No. As long as the plane you are on is not landing in any continental United States territory, you do not require any ESTA authorisation (or visa) as you won’t be passing through U.S. customs and immigration or setting foot on U.S. soil. This rule generally applies to flying through any nation’s airspace. The only time you would need an ESTA is if you were landing on U.S. soil, even if it’s just for a stop-over. You can have a look at this page for more information on stop-overs.
However, if an airplane is passing, or potentially passing, through U.S. airspace, then the U.S. government requires travellers to provide information about themselves. This forms part of Secure Flight, an enhanced security check for passengers, and involves the United States being provided with:
  • Your full name as it appears on your passport
  • Your date of birth
  • Your gender
  • If applicable, your redress number (a number provided to passengers by which, if they believe they have been improperly or unfairly delayed or prohibited from boarding an aircraft, to seek resolution and avoid future delays).
Secure Flight Passenger Data (SFPD) information is used to conduct watchlist matching of passenger information against the Terrorist Screening Database (TSDB) for all flights that fly over the continental United States, and is important for Homeland Security to prevent any people in the ‘No fly list’ from entering U.S. airspace. This means that SFPD information will be required for travellers flying to or from Canada, Mexico, Cuba, and the Dominican Republic. This information would need to be submitted at least 72 hours before your departure.
If you have provided your full Advance Passenger Information (API) while booking a flight, however, then the airline will provide the required personal details for you. This is just the information which you would have supplied when you bought your ticket. This system has been adopted by the US, most EU states, and a number of other countries. Airlines generally ask for this information during the booking stage or occasionally during check-in.

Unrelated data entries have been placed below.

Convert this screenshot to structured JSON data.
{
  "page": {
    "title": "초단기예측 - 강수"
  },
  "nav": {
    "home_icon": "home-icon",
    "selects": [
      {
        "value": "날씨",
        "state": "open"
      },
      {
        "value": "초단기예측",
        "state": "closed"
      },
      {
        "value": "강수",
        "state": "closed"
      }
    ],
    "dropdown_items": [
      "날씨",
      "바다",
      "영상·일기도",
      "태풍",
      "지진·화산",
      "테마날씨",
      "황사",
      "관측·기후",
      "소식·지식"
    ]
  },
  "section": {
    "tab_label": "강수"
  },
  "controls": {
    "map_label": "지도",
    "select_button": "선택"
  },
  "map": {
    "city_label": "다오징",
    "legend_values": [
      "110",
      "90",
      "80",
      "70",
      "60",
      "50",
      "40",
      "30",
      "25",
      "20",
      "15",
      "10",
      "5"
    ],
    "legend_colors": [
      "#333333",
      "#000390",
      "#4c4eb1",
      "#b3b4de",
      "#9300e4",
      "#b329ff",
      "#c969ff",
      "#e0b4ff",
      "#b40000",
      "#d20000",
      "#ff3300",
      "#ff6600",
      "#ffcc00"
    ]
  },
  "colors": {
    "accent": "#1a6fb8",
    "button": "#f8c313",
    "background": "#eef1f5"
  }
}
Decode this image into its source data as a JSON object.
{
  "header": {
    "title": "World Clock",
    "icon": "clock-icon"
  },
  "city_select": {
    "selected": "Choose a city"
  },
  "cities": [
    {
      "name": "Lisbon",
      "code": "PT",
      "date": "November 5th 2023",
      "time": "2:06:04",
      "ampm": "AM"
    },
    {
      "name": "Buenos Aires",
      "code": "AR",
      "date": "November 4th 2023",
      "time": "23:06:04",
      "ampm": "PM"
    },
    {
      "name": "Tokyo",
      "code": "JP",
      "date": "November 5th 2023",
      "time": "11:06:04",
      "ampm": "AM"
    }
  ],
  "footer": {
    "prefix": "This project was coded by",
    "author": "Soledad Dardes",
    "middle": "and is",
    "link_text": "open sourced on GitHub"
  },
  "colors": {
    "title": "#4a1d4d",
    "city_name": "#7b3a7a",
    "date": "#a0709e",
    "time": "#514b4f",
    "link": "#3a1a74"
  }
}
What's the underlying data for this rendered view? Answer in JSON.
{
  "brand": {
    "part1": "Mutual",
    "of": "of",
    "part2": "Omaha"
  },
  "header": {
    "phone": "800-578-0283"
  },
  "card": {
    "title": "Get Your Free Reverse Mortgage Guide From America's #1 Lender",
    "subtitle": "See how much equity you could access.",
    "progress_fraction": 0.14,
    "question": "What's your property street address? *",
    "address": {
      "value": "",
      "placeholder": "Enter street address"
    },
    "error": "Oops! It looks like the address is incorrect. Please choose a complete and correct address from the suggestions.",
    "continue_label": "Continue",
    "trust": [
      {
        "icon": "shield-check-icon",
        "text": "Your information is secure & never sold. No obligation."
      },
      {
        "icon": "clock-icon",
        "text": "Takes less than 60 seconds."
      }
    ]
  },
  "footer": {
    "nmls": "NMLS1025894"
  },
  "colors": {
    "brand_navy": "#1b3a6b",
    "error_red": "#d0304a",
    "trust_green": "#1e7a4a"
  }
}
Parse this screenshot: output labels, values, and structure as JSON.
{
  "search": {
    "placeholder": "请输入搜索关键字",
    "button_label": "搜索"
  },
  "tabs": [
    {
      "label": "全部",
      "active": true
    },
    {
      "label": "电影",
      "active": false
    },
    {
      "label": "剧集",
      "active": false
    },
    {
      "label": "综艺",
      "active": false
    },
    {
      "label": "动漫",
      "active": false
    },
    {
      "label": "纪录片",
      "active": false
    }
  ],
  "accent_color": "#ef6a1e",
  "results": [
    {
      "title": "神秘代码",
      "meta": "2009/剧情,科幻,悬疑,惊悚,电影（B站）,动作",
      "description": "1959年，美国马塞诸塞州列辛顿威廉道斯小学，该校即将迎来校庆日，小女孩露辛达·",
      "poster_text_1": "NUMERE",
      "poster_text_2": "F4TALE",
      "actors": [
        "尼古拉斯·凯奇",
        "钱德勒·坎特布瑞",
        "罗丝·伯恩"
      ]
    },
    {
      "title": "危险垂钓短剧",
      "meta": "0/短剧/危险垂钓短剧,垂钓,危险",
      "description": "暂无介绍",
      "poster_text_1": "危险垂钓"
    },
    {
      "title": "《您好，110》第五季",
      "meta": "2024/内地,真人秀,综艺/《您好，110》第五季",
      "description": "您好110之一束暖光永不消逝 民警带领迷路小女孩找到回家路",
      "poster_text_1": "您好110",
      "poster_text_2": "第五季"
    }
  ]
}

Related FAQs


Which are the Visa Waiver countries for the USA?

At present, to be eligible for the Visa Waiver Program (VWP), you must be a citizen of a country that has been designated by the U.S. Secretary of Homeland Security, in consultation with the Secretary of State, as a “program country”.

Read More..

Will I be informed by email if my application is successful?

No, you will not receive an email notification and you will need to check the status of your application online.

Read More..

Do I need to apply for ESTA if I have a stop-over in the United States?

Yes, even if your final destination is not the United States and you’re stopping at an airport in the U.S. for just an hour or two, you will still need to get an ESTA authorisation. You may not even be able to board your flight if you do not have a valid ESTA, as your airline will request this before your departure.

Read More..